Test your bait for phishing

Discovering that your online street smarts aren’t up to snuff has got to sting, yet more than a half-million individuals have unflinchingly summoned the courage to take MailFrontier’s Phishing IQ Test since July 2004.

Test takers are asked to scan 10 real-life e-mail messages and judge whether each is a phishing attempt or legitimate commercial correspondence.

Because we thrive on danger in the news profession, I made two decisions this week: I’d take the test myself; and I’d reveal the results here, no matter how abysmal my score. (You’ll simply have to trust me on the pledge and the grade.)

Before we find out if everyone gets to have a good laugh at my expense, let’s take a look at how the masses have been doing on the test. It’s a mixed report card that says plenty about the obstacles being faced today by honest companies that want to connect to their customers via e-mail.

“The first 50,000 who took the test were terrible at identifying the fraudulent e-mail,” says Andy Klein, manager of the MailFrontier Threat Center. That group was able to sniff out just north of 60 per cent of the stinky e-mail, meaning that about four of every 10 phishing lures in this mock exercise were gobbled hook, line and credit card number.

“The results have been getting better over time,” Klein says, with the company’s most recent analysis showing an 82 per cent accuracy rate for spotting phishing attempts.

What’s driving the improvement? Growing public awareness of the telltale signs of phishing and greater diligence on the part of legitimate businesses in educating their customers about their standard do’s and don’ts regarding e-mail. “A little bit of knowledge and common sense go a long way,” Klein says.

But the news is far from all rosy. Although people have gotten better at shooting phish in a barrel, that higher success rate has produced collateral damage: A lot more legitimate e-mail is getting tagged as fraudulent. Whereas the early test takers correctly identified 75 per cent of legit e-mail, that rate is now down to 50 per cent, according to Klein.

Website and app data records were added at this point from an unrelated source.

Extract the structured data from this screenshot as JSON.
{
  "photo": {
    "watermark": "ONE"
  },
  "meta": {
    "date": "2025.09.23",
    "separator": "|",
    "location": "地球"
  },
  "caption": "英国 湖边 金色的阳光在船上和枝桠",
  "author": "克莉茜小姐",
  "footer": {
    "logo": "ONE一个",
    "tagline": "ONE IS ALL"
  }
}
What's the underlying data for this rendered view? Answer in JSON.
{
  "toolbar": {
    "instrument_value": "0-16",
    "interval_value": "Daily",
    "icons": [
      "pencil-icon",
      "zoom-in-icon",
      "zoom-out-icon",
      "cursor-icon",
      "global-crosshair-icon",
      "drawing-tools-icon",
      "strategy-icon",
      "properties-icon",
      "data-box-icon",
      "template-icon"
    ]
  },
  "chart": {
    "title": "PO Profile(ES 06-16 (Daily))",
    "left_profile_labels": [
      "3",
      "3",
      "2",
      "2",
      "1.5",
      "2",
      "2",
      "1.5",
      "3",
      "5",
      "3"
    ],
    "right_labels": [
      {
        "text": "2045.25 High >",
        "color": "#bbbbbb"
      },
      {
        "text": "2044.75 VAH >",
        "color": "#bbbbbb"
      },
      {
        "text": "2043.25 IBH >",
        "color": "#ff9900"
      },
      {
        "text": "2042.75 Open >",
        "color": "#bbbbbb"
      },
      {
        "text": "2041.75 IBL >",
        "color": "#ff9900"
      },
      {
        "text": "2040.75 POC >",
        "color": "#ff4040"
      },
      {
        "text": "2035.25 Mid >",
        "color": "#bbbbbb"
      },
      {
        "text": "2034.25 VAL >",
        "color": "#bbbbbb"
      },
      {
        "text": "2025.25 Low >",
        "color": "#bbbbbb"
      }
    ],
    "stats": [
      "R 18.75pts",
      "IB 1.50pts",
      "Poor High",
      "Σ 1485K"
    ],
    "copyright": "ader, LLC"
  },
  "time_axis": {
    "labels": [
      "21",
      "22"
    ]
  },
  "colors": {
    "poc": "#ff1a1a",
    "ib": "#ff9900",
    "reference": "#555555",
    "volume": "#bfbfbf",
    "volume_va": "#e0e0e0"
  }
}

In other words, people are pretty much guessing.

“The natural reaction is to back away and assume everything is bad,” Klein says. It’s an instinct that online merchants and security vendors are going to need to combat fiercely and effectively, lest it threaten the continued growth of Internet commerce.

OK, how’d I do on the test? Not bad, if I must say so myself: nine out of 10 correct, including nailing all five of the fraudulent e-mails.


Want to brag about acing the test? The address isbuzz@nww.com.